Welsh, John (d. 1860), youngest of the Liverpool Welshes.
Welsh, John May (1824–56; see TC to JBO, 7 June 1845), lawyer; eldest son of JWC's paternal uncle Robert (1786–1841).
Welsh, Margaret (Maggie), da. of JWC's uncle John Welsh.
Welsh, Mary (d. 1838), wife of JWC's maternal uncle John.
Welsh, Sophy, b. Martin, m. to Alexander Welsh.
Welsh, Walter (ca. 1799–1879; see JWC to JW, 8 Jan. 1843), son of JWC's maternal uncle John; minister at Auchtertool, Fife, since 1842.
Weston, George, builder, 4 Arthur St., Chelsea.
White, Mrs. (see JWC to JW, 27 Feb. 1849), sometime servant at Cheyne Row.
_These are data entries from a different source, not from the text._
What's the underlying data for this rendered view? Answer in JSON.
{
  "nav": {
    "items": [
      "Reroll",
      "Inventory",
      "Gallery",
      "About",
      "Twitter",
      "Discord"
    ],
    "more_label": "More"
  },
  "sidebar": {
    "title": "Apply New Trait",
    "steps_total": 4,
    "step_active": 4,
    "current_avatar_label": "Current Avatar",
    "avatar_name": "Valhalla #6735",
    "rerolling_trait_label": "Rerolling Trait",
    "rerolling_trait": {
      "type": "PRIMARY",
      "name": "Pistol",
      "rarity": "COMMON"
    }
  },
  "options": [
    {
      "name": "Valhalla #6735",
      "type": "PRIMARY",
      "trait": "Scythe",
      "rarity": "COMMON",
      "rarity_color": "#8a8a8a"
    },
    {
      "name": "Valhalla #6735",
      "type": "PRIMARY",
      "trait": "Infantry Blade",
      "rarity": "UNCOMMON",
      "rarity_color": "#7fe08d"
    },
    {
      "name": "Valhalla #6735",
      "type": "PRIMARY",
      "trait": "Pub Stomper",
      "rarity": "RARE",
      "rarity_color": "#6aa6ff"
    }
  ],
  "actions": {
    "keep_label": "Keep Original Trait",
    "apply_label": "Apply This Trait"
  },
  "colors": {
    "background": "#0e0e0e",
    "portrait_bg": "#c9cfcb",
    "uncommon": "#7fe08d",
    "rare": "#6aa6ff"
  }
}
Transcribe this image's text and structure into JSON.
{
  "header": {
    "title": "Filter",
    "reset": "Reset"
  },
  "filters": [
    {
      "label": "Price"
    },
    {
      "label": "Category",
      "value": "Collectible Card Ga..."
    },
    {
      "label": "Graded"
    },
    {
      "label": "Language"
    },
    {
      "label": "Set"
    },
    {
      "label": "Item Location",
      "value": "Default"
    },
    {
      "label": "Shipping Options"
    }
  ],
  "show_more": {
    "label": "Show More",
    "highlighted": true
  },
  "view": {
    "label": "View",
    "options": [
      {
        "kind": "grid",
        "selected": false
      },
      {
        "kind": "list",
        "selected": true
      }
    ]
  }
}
White, William Hale (1831–1913; ODNB), novelist, literary critic, philosophical writer, and civil servant; entered Cheshunt College with aim of becoming an independent minister; later expelled from New College, St. John's Wood, for unorthodoxy; preached occasionally in Unitarian chapels; met and became friends with John Chapman and George Eliot in early 1850s; became a civil servant, 1854; best known for the semiautobiographical novels The Autobiography of Mark Rutherford (1881) and Mark Rutherford's Deliverance (1885).
Wigan, Alfred Sydney (1814–78; ODNB), actor.
Wilson, John (1785–1854; ODNB; see TC to JOFE, 3 June 1820, and Reminiscences 366–81), author; critic known as “Christopher North”; prof. of moral philosophy, Edinburgh, 1820–51; known to TC since late 1826.
Wrentmore, Isaac, solicitor, of 11 Cheyne Walk and 50 Lincoln's Inn Fields.
Wright, Elizur (1804–85; see TC to RWE, 18 April 1846), American journalist, reformer, and actuary.